A katchkar at Echmiadzin
On the road back to Yerevan we stop at Zvartnots cathedral, set in a plain and surrounded by orchards. An earthquake in 930 AD destroyed it but it has recently been partially re-built. The style is completely different to the other churches. It is more like a Greek or a Roman temple; a circle of carved pillars surround a baptismal pool. Scattered all around the temple is an archaeological jigsaw puzzle of fragments from a medieval winery and a palace. Many of the pieces have been numbered and several carved leaves and stone bunches of grapes lie amidst the other indecipherable pieces.
As the Lada starts to climb into the mountains surrounding Yerevan, the mist descends and cloaks us. As we reach the summit, the mist disperses and the sun shines weakly. Steam rises from the asphalt as we pass a deserted picnic spot. Three forlorn metal parasols protect tables and chairs, overlooking the valley that cannot be seen. We pass tobacco fields and a group of young men hunched in leather coats, standing by a gate made from an old blue car door. Rugged mountains bear down from all sides.
Garni Temple is something of an oddity. It is an Hellenic temple that was totally rebuilt during the Soviet era, and for the most part seems entirely new. It was originally built in the first century and dedicated to Helios, the Roman god of the sun. It stands on a promontory, surrounded by steep gorges and mountains. The sound of the Azat River rises up eerily from the valley floor, far below. Garni became a summer residence for the Armenian Royal Family after the country’s conversion to Christianity. To the right of the temple is a Roman bathhouse, complete with a mosaic.
Much more impressive and genuine is the Geghard Monastery, which sits in a canyon eight kilometres from Garni. The ancient cave churches and chapels of this monastery date back to the fourth century and were later joined by two more churches in the thirteenth century. The footsteps of ages can be felt here as one plunges into the semi-darkness of the chapels hewn from the side of the canyon; footsteps and voices echoing around the cavernous interiors.

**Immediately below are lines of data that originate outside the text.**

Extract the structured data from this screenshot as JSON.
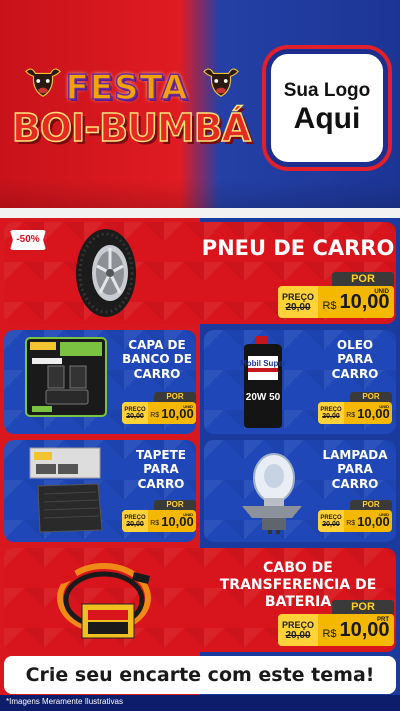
{
  "header": {
    "festa": "FESTA",
    "boi_bumba": "BOI-BUMBÁ",
    "logo_line1": "Sua Logo",
    "logo_line2": "Aqui"
  },
  "colors": {
    "red": "#d8141c",
    "blue": "#1f47b8",
    "price_yellow": "#f5b800",
    "dark_navy": "#0d1d6b"
  },
  "products": [
    {
      "name": "PNEU DE CARRO",
      "badge": "-50%",
      "por": "POR",
      "preco_label": "PREÇO",
      "old_price": "20,00",
      "currency": "R$",
      "price": "10,00",
      "unit": "UNID",
      "image": "tire-icon"
    },
    {
      "name": "CAPA DE BANCO DE CARRO",
      "por": "POR",
      "preco_label": "PREÇO",
      "old_price": "20,00",
      "currency": "R$",
      "price": "10,00",
      "unit": "UNID",
      "image": "seat-cover-icon"
    },
    {
      "name": "OLEO PARA CARRO",
      "por": "POR",
      "preco_label": "PREÇO",
      "old_price": "20,00",
      "currency": "R$",
      "price": "10,00",
      "unit": "UNID",
      "image": "oil-bottle-icon",
      "product_brand": "Mobil Super",
      "product_grade": "20W 50"
    },
    {
      "name": "TAPETE PARA CARRO",
      "por": "POR",
      "preco_label": "PREÇO",
      "old_price": "20,00",
      "currency": "R$",
      "price": "10,00",
      "unit": "UNID",
      "image": "floor-mat-icon"
    },
    {
      "name": "LAMPADA PARA CARRO",
      "por": "POR",
      "preco_label": "PREÇO",
      "old_price": "20,00",
      "currency": "R$",
      "price": "10,00",
      "unit": "UNID",
      "image": "headlight-bulb-icon"
    },
    {
      "name": "CABO DE TRANSFERENCIA DE BATERIA",
      "por": "POR",
      "preco_label": "PREÇO",
      "old_price": "20,00",
      "currency": "R$",
      "price": "10,00",
      "unit": "PRT",
      "image": "jumper-cable-icon"
    }
  ],
  "cta": "Crie seu encarte com este tema!",
  "footnote": "*Imagens Meramente Ilustrativas"
}
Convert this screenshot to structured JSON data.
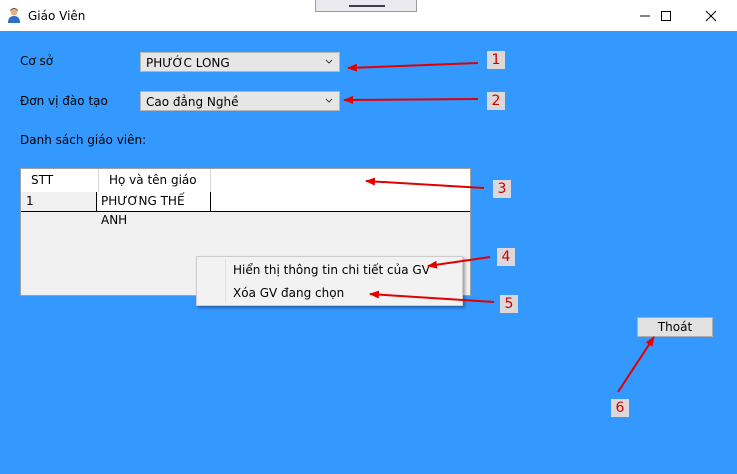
{
  "window": {
    "title": "Giáo Viên",
    "app_icon": "teacher-person-icon",
    "controls": [
      "minimize-icon",
      "maximize-icon",
      "close-icon"
    ]
  },
  "form": {
    "campus_label": "Cơ sở",
    "campus_value": "PHƯỚC LONG",
    "unit_label": "Đơn vị đào tạo",
    "unit_value": "Cao đẳng Nghề",
    "list_label": "Danh sách giáo viên:"
  },
  "table": {
    "columns": [
      "STT",
      "Họ và tên giáo viên"
    ],
    "rows": [
      [
        "1",
        "PHƯƠNG THẾ ANH"
      ]
    ]
  },
  "context_menu": {
    "items": [
      "Hiển thị thông tin chi tiết của GV",
      "Xóa GV đang chọn"
    ]
  },
  "buttons": {
    "exit": "Thoát"
  },
  "annotations": [
    "1",
    "2",
    "3",
    "4",
    "5",
    "6"
  ],
  "colors": {
    "background": "#3399ff",
    "annotation_arrow": "#e00000"
  }
}
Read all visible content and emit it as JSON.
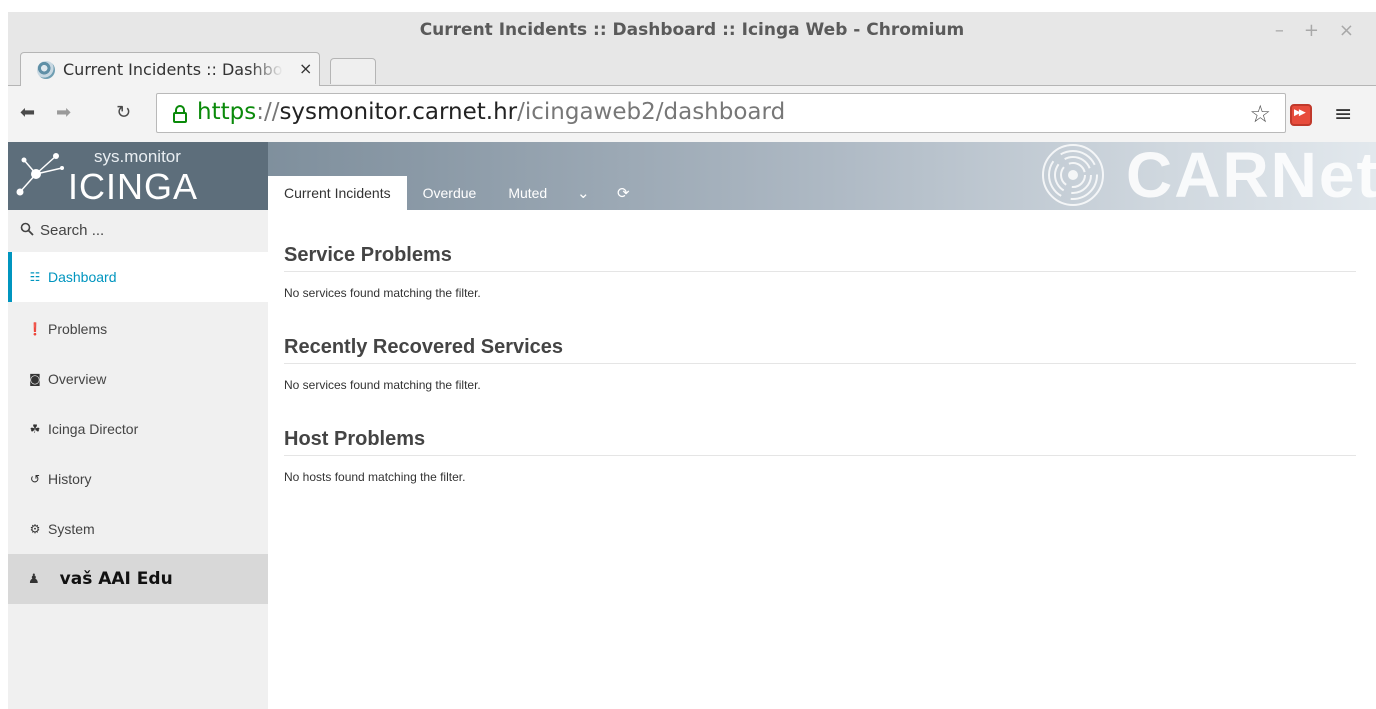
{
  "window": {
    "title": "Current Incidents :: Dashboard :: Icinga Web - Chromium",
    "controls": {
      "minimize": "–",
      "maximize": "+",
      "close": "×"
    }
  },
  "browser": {
    "tab_title": "Current Incidents :: Dashboard :: Icinga Web",
    "tab_close": "×",
    "url": {
      "scheme": "https",
      "separator": "://",
      "host": "sysmonitor.carnet.hr",
      "path": "/icingaweb2/dashboard"
    },
    "icons": {
      "back": "back-arrow-icon",
      "forward": "forward-arrow-icon",
      "reload": "reload-icon",
      "lock": "lock-icon",
      "bookmark": "star-icon",
      "extension": "extension-icon",
      "menu": "hamburger-menu-icon"
    }
  },
  "header": {
    "logo_sub": "sys.monitor",
    "logo_main": "ICINGA",
    "brand": "CARNet",
    "tabs": [
      {
        "label": "Current Incidents",
        "active": true
      },
      {
        "label": "Overdue",
        "active": false
      },
      {
        "label": "Muted",
        "active": false
      }
    ]
  },
  "sidebar": {
    "search_placeholder": "Search ...",
    "items": [
      {
        "label": "Dashboard",
        "icon": "grid-icon",
        "active": true
      },
      {
        "label": "Problems",
        "icon": "alert-icon",
        "active": false
      },
      {
        "label": "Overview",
        "icon": "binoculars-icon",
        "active": false
      },
      {
        "label": "Icinga Director",
        "icon": "director-icon",
        "active": false
      },
      {
        "label": "History",
        "icon": "history-icon",
        "active": false
      },
      {
        "label": "System",
        "icon": "cogs-icon",
        "active": false
      }
    ],
    "user": "vaš AAI Edu"
  },
  "main": {
    "sections": [
      {
        "title": "Service Problems",
        "message": "No services found matching the filter."
      },
      {
        "title": "Recently Recovered Services",
        "message": "No services found matching the filter."
      },
      {
        "title": "Host Problems",
        "message": "No hosts found matching the filter."
      }
    ]
  },
  "colors": {
    "accent": "#0095bf",
    "header_dark": "#5d6e7b",
    "sidebar_bg": "#f0f0f0",
    "secure_green": "#0a8a0a"
  }
}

Returning to Yerevan, we stop at the Genocide Memorial. Standing on top of a hill overlooking the city, an eternal flame burns, enclosed by twelve basalt slabs that represent the twelve Armenian provinces that are now part of Turkey. A 40-metre obelisk stands alone, cracked, representing the divided state of the nation. A one-hundred-metre wall commemorates the names of the communities that were lost.
In old Yerevan, on my last evening, I eat a farewell feast with one of Anahit’s sons, Zevan. We devour delicious lamb hashlam, pork khorovats, dolma and lavash bread, while a traditional folk band plays. The female singer sings tragic songs of loss, but in true Armenian style, with a beautiful smile on her face.
The next day, on the way back to the airport, I am thinking that I would come back to Yerevan, even if it costs much more than $99.